**What is being asked:** Give every entry again, exactly.

**Provided entries:**
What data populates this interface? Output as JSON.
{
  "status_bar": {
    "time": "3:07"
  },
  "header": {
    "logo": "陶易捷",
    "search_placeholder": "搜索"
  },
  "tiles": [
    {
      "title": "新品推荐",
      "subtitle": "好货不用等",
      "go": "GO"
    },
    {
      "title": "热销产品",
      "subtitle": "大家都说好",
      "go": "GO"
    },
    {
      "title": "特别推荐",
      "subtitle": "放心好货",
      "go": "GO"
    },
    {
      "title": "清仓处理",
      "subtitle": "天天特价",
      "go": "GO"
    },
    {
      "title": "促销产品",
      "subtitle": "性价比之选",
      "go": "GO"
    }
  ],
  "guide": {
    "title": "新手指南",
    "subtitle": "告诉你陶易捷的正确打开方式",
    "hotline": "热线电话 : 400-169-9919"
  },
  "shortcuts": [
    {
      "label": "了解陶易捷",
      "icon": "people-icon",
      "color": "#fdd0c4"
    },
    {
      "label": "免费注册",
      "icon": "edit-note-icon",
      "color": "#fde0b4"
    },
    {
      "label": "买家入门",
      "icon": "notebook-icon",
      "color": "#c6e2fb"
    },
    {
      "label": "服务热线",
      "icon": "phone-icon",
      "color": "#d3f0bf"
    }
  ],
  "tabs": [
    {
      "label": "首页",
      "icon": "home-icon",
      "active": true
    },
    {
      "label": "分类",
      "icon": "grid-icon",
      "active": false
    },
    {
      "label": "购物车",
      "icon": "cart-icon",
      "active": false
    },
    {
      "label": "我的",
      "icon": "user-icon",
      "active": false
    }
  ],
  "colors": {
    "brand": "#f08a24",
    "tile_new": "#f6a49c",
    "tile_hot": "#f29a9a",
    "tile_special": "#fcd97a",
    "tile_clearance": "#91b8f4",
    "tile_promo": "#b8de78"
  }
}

**Completed exercise:**
What data populates this interface? Output as JSON.
{
  "status_bar": {
    "time": "3:07"
  },
  "header": {
    "logo": "陶易捷",
    "search_placeholder": "搜索"
  },
  "tiles": [
    {
      "title": "新品推荐",
      "subtitle": "好货不用等",
      "go": "GO"
    },
    {
      "title": "热销产品",
      "subtitle": "大家都说好",
      "go": "GO"
    },
    {
      "title": "特别推荐",
      "subtitle": "放心好货",
      "go": "GO"
    },
    {
      "title": "清仓处理",
      "subtitle": "天天特价",
      "go": "GO"
    },
    {
      "title": "促销产品",
      "subtitle": "性价比之选",
      "go": "GO"
    }
  ],
  "guide": {
    "title": "新手指南",
    "subtitle": "告诉你陶易捷的正确打开方式",
    "hotline": "热线电话 : 400-169-9919"
  },
  "shortcuts": [
    {
      "label": "了解陶易捷",
      "icon": "people-icon",
      "color": "#fdd0c4"
    },
    {
      "label": "免费注册",
      "icon": "edit-note-icon",
      "color": "#fde0b4"
    },
    {
      "label": "买家入门",
      "icon": "notebook-icon",
      "color": "#c6e2fb"
    },
    {
      "label": "服务热线",
      "icon": "phone-icon",
      "color": "#d3f0bf"
    }
  ],
  "tabs": [
    {
      "label": "首页",
      "icon": "home-icon",
      "active": true
    },
    {
      "label": "分类",
      "icon": "grid-icon",
      "active": false
    },
    {
      "label": "购物车",
      "icon": "cart-icon",
      "active": false
    },
    {
      "label": "我的",
      "icon": "user-icon",
      "active": false
    }
  ],
  "colors": {
    "brand": "#f08a24",
    "tile_new": "#f6a49c",
    "tile_hot": "#f29a9a",
    "tile_special": "#fcd97a",
    "tile_clearance": "#91b8f4",
    "tile_promo": "#b8de78"
  }
}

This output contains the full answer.